• **WHAT YOU HAVE TO DO**
Pull each line containing "title" from the data.

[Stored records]
_ _ _

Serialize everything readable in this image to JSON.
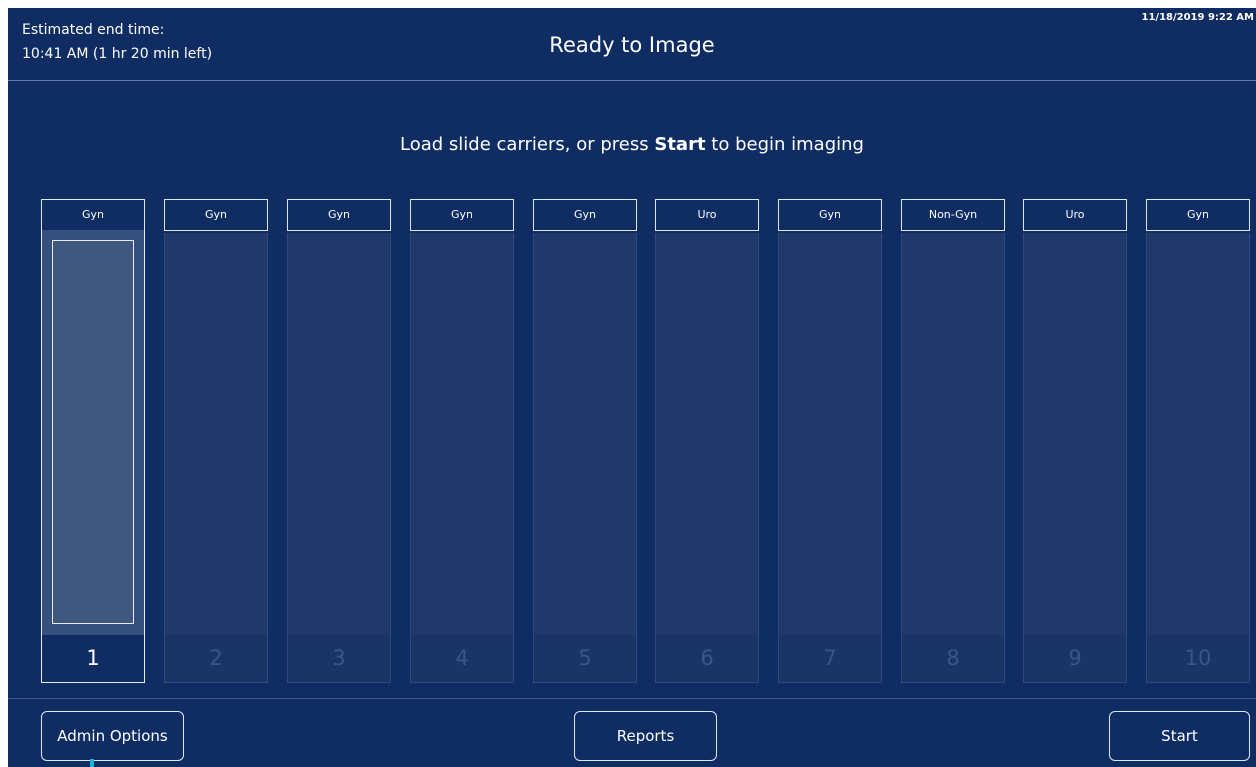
{
  "header": {
    "estimated_label": "Estimated end time:",
    "estimated_value": "10:41 AM (1 hr 20 min left)",
    "title": "Ready to Image",
    "datetime": "11/18/2019 9:22 AM"
  },
  "instruction": {
    "before": "Load slide carriers, or press ",
    "bold": "Start",
    "after": " to begin imaging"
  },
  "slots": [
    {
      "label": "Gyn",
      "number": "1",
      "active": true
    },
    {
      "label": "Gyn",
      "number": "2",
      "active": false
    },
    {
      "label": "Gyn",
      "number": "3",
      "active": false
    },
    {
      "label": "Gyn",
      "number": "4",
      "active": false
    },
    {
      "label": "Gyn",
      "number": "5",
      "active": false
    },
    {
      "label": "Uro",
      "number": "6",
      "active": false
    },
    {
      "label": "Gyn",
      "number": "7",
      "active": false
    },
    {
      "label": "Non-Gyn",
      "number": "8",
      "active": false
    },
    {
      "label": "Uro",
      "number": "9",
      "active": false
    },
    {
      "label": "Gyn",
      "number": "10",
      "active": false
    }
  ],
  "footer": {
    "admin_label": "Admin Options",
    "reports_label": "Reports",
    "start_label": "Start"
  },
  "colors": {
    "background": "#0f2d62",
    "bay_empty": "#20396a",
    "bay_loaded": "#34507f",
    "border": "#dfe6f2",
    "cursor": "#19b3e0"
  }
}
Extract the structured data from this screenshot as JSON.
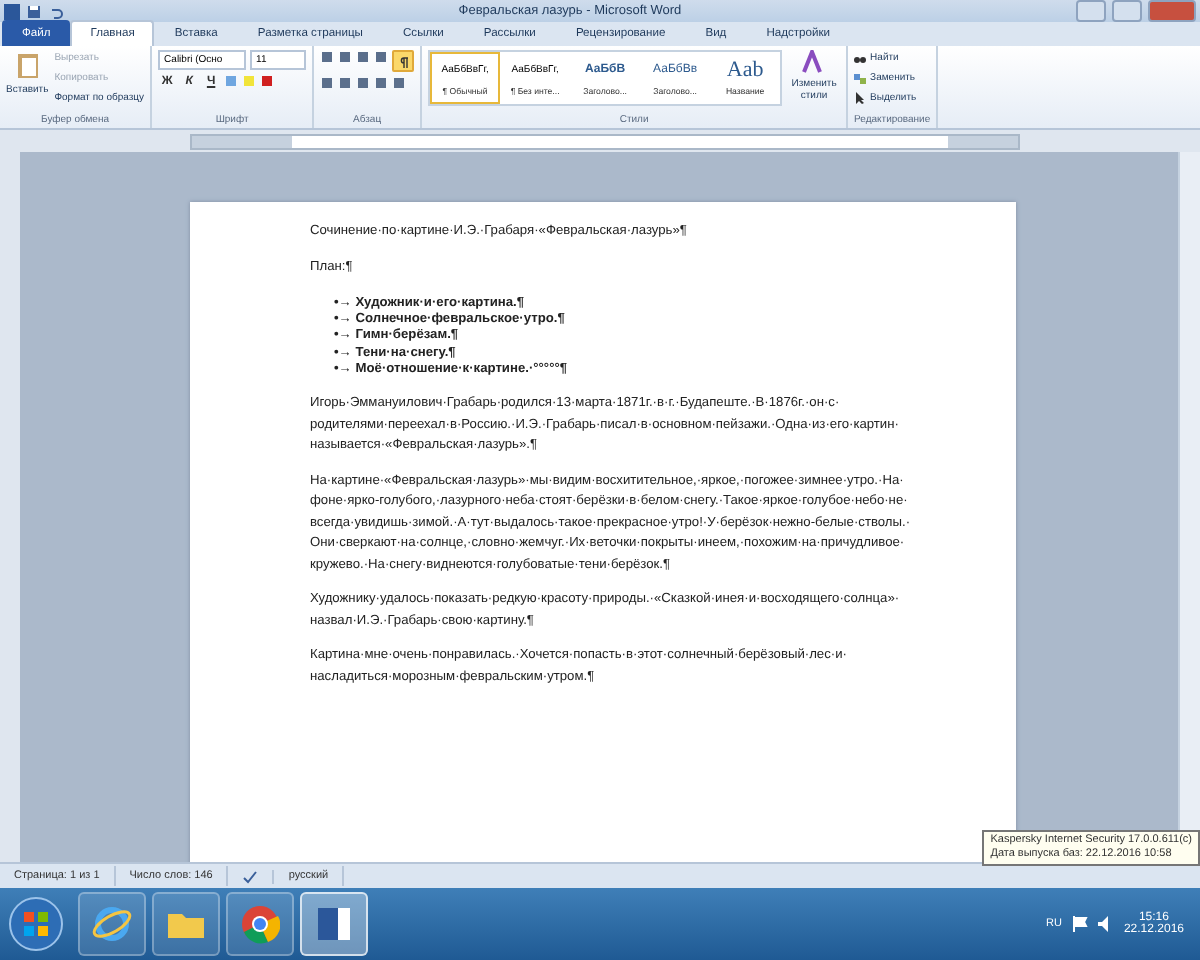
{
  "window": {
    "title": "Февральская лазурь - Microsoft Word"
  },
  "tabs": [
    {
      "label": "Файл",
      "kind": "file",
      "selected": false
    },
    {
      "label": "Главная",
      "kind": "tab",
      "selected": true
    },
    {
      "label": "Вставка",
      "kind": "tab",
      "selected": false
    },
    {
      "label": "Разметка страницы",
      "kind": "tab",
      "selected": false
    },
    {
      "label": "Ссылки",
      "kind": "tab",
      "selected": false
    },
    {
      "label": "Рассылки",
      "kind": "tab",
      "selected": false
    },
    {
      "label": "Рецензирование",
      "kind": "tab",
      "selected": false
    },
    {
      "label": "Вид",
      "kind": "tab",
      "selected": false
    },
    {
      "label": "Надстройки",
      "kind": "tab",
      "selected": false
    }
  ],
  "clipboard": {
    "group": "Буфер обмена",
    "paste": "Вставить",
    "items": [
      {
        "label": "Вырезать",
        "disabled": true
      },
      {
        "label": "Копировать",
        "disabled": true
      },
      {
        "label": "Формат по образцу",
        "disabled": false
      }
    ]
  },
  "font": {
    "group": "Шрифт",
    "name": "Calibri (Осно",
    "size": "11",
    "buttons": [
      "Ж",
      "К",
      "Ч"
    ]
  },
  "paragraph": {
    "group": "Абзац",
    "show_marks": true
  },
  "styles": {
    "group": "Стили",
    "change": "Изменить стили",
    "items": [
      {
        "sample": "АаБбВвГг,",
        "label": "¶ Обычный",
        "kind": "body",
        "selected": true
      },
      {
        "sample": "АаБбВвГг,",
        "label": "¶ Без инте...",
        "kind": "body",
        "selected": false
      },
      {
        "sample": "АаБбВ",
        "label": "Заголово...",
        "kind": "heading",
        "selected": false
      },
      {
        "sample": "АаБбВв",
        "label": "Заголово...",
        "kind": "heading2",
        "selected": false
      },
      {
        "sample": "Aab",
        "label": "Название",
        "kind": "title",
        "selected": false
      }
    ]
  },
  "editing": {
    "group": "Редактирование",
    "items": [
      {
        "label": "Найти",
        "kind": "find"
      },
      {
        "label": "Заменить",
        "kind": "replace"
      },
      {
        "label": "Выделить",
        "kind": "select"
      }
    ]
  },
  "document": {
    "title": "Сочинение·по·картине·И.Э.·Грабаря·«Февральская·лазурь»¶",
    "plan": "План:¶",
    "marker": "•→",
    "list": [
      "Художник·и·его·картина.¶",
      "Солнечное·февральское·утро.¶",
      "Гимн·берёзам.¶",
      "Тени·на·снегу.¶",
      "Моё·отношение·к·картине.·°°°°°¶"
    ],
    "paragraphs": [
      [
        "Игорь·Эммануилович·Грабарь·родился·13·марта·1871г.·в·г.·Будапеште.·В·1876г.·он·с·",
        "родителями·переехал·в·Россию.·И.Э.·Грабарь·писал·в·основном·пейзажи.·Одна·из·его·картин·",
        "называется·«Февральская·лазурь».¶"
      ],
      [
        "На·картине·«Февральская·лазурь»·мы·видим·восхитительное,·яркое,·погожее·зимнее·утро.·На·",
        "фоне·ярко-голубого,·лазурного·неба·стоят·берёзки·в·белом·снегу.·Такое·яркое·голубое·небо·не·",
        "всегда·увидишь·зимой.·А·тут·выдалось·такое·прекрасное·утро!·У·берёзок·нежно-белые·стволы.·",
        "Они·сверкают·на·солнце,·словно·жемчуг.·Их·веточки·покрыты·инеем,·похожим·на·причудливое·",
        "кружево.·На·снегу·виднеются·голубоватые·тени·берёзок.¶"
      ],
      [
        "Художнику·удалось·показать·редкую·красоту·природы.·«Сказкой·инея·и·восходящего·солнца»·",
        "назвал·И.Э.·Грабарь·свою·картину.¶"
      ],
      [
        "Картина·мне·очень·понравилась.·Хочется·попасть·в·этот·солнечный·берёзовый·лес·и·",
        "насладиться·морозным·февральским·утром.¶"
      ]
    ]
  },
  "status_bar": {
    "items": [
      "Страница: 1 из 1",
      "Число слов: 146"
    ],
    "language": "русский"
  },
  "tooltip": {
    "lines": [
      "Kaspersky Internet Security 17.0.0.611(c)",
      "Дата выпуска баз: 22.12.2016 10:58"
    ]
  },
  "taskbar": {
    "apps": [
      {
        "kind": "ie",
        "selected": false
      },
      {
        "kind": "folder",
        "selected": false
      },
      {
        "kind": "chrome",
        "selected": false
      },
      {
        "kind": "word",
        "selected": true
      }
    ],
    "language": "RU",
    "time": "15:16",
    "date": "22.12.2016"
  }
}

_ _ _

• **WRITTEN SOLUTION**
    "title": "Ready to Image",
    "title": "Февральская лазурь - Microsoft Word"
        "kind": "title",
    "title": "Сочинение·по·картине·И.Э.·Грабаря·«Февральская·лазурь»¶",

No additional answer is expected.